Phil Openshaw, a retired Californian dentist, hadn’t checked his website in months. So he was unaware that it no longer displayed details for his annual mission trip that provides free dental services in Uganda. Instead, it displayed a photo of recently assassinated Iranian Gen. Qassem Soleimani with the message “Down with America.”
“Hoo boy. Thanks for the good news,” he said when informed that his site, www.ldsafricasmiles.com, had been defaced. “I don’t really know how to respond to that. I’ll take a look at it.”
It’s part of an unofficial front in the simmering conflict between the US and Iran, kicked off by the assassination Soleimani on January 3rd. The strike was followed by retaliatory Iranian missile strikes on two Iraqi bases that house US troops as well as the downing of a Ukrainian passenger plane, the implications of which are still unknown.
But while the brief military conflict has settled into an impasse, there’s a smaller skirmish that hasn’t stopped. While leaders weigh their options, pro-Iranian wannabe hackers who claim no government affiliation can deface unpatched websites run by individual Americans and small businesses but little else. It’s a tactic of online posturing and inflated threats — one at home in a conflict where tweets and perceived insults have often dictated the course of events.
The hacker who defaced Openshaw’s site goes by “Mr Behzad” and claims to be a 19-year-old operating out of a sense of patriotism. (It’s impossible to verify his identity with complete certainty, but he left his Telegram handle on the sites he defaced.)
“I do not work for the government. I work for my home country of Iran,” he told The Verge, adding a heart emoji after his country’s name. He said he learned how to deface sites through work programming and coding. “We want to know that if they harm our people or our country, we will not fail.”
“Ebrahim Vaker,” who left his Telegram handle card on the briefly defaced page of the University of Maryland, Baltimore County, said he was 23 and the leader of the “Iranian Anonymous Team,” created last year.
“Most of these attacks are a sign of protest,” Vaker told The Verge.
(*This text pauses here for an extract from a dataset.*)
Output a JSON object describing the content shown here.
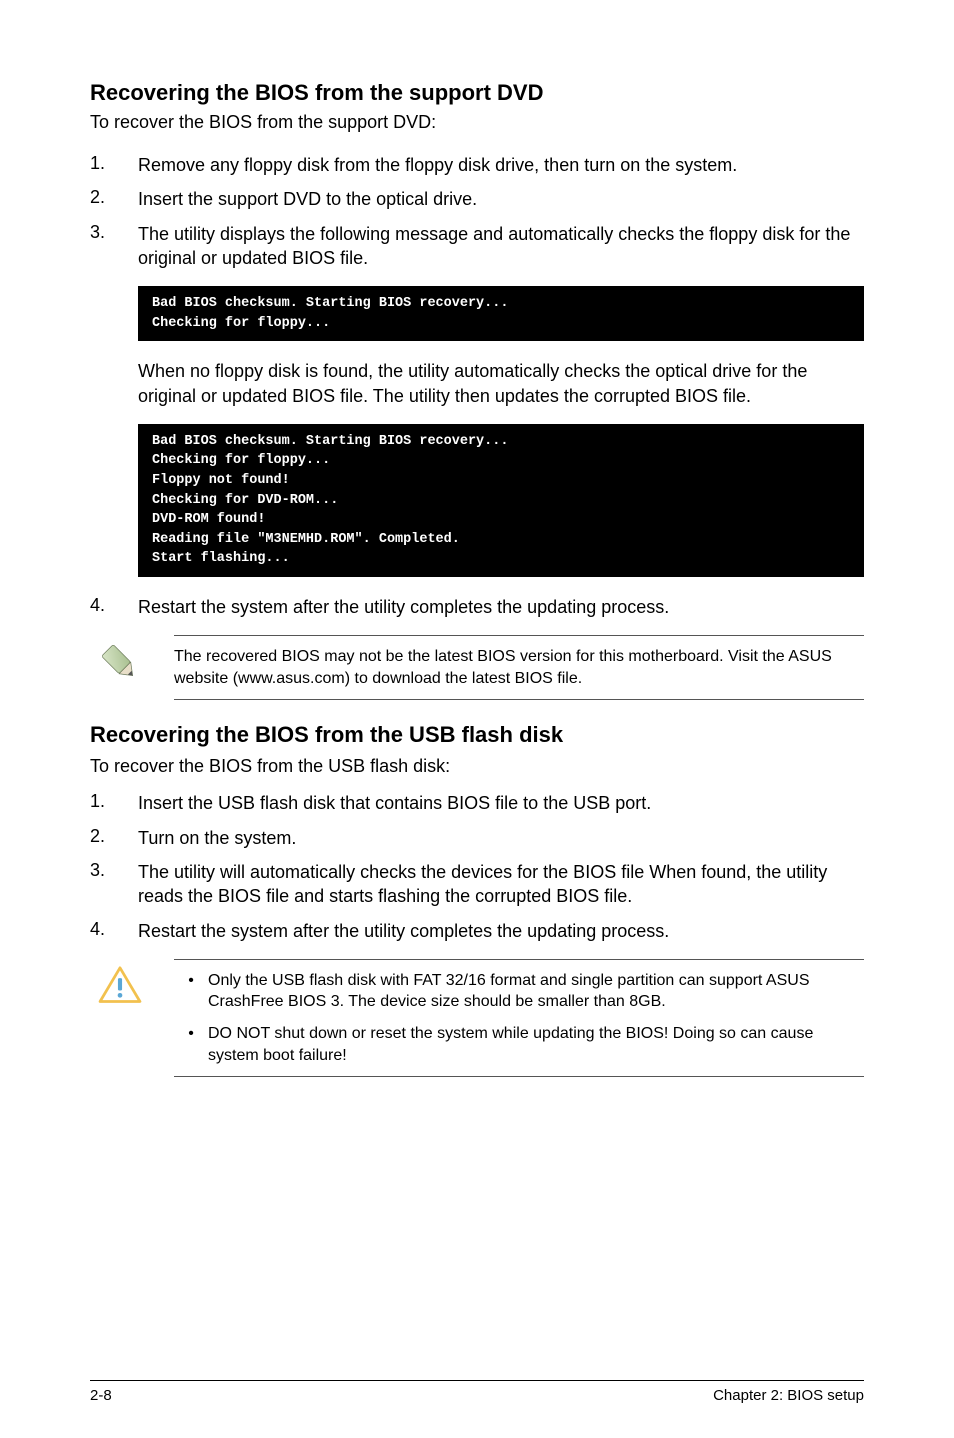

He said the UMBC defacement was the biggest attack yet from his seven-member team, whose members range as young as 18.
Website defacements, especially against small or neglected websites, are broadly considered among the bottom tier of cyberattacks. They frequently rely on simply copying and pasting malicious script that’s easy to find online — the easy work for unskilled “script kiddies.” In the heyday of Anonymous, an unexpectedly altered website seemed to evoke a much more sinister and capable adversary, but defacement now has little effect besides calling a small amount of attention and bringing a minor annoyance to web hosts.
In this case, the defacements are ominous because of the very real possibility of a more militarized cyberattack. The conflict between the US and Iranian governments has been peppered with skirmishes in the cyber domain: the US reportedly interfered with Iranian rocket controls in June and propaganda outlets in September. Iran has historically used devastating “wiper” attacks on a US target at least once before and has used them regionally as recently as last year, prompting fears it could use them again. The US Department of Homeland Security warned last summer that Iran could renew wiper attacks on networks, and it said Monday that Iran’s Islamic Revolutionary Guard Corps may look to leverage their substantial offensive cyber capabilities against American targets, especially critical infrastructure, especially down the road.
So far, the most significant defacement linked to Iran targeted the Federal Library Depository Program, which was hacked by an entity or group calling itself “Iran Cyber Security Group Hackers” that put up a photo of Trump getting punched. (The FLDP site was also defaced by “Turkey Cyber Pirates” in 2012.)
Adam Meyers, the vice president of intelligence at the cybersecurity company CrowdStrike, which keeps tabs on Iranian hacktivists as part of the general cyber threat landscape, said hacktivists like Behzad and Vaker are “exactly who you think you are.”
“They’re people with a security awareness who operate in Iran, typically teenagers and young men in their 20s, who are engaged in security and the hacker scene,” Meyers told The Verge. “They largely engage in defacement and tend to be more focused on web-based technology like [web programing language] PHP and WordPress.”
Many of the victims of defacement didn’t want to speak to the press about what happened, but, resoundingly, they weren’t major hubs of the US military, government, business, or culture. Some of the sites seemed abandoned or were URL redirects to sites that sell clothes. Those who were willing to speak about it shrugged it off.
On Tuesday, a site for CPI Pipe and Steel, an Oklahoma company that makes heavy-duty steel feeding troughs for livestock, instead showed Behzad’s name, alongside the message “Suleimani was not a person/he was a belief/Beliefs never die.”
“We’re not anybody of interest,” laughed CPI Pipe and Steel owner Carolyn Tolle. “If they were really trying to do something they’d try to hack something more protected. I would guess this is like a startup guy, a newbie into the business.”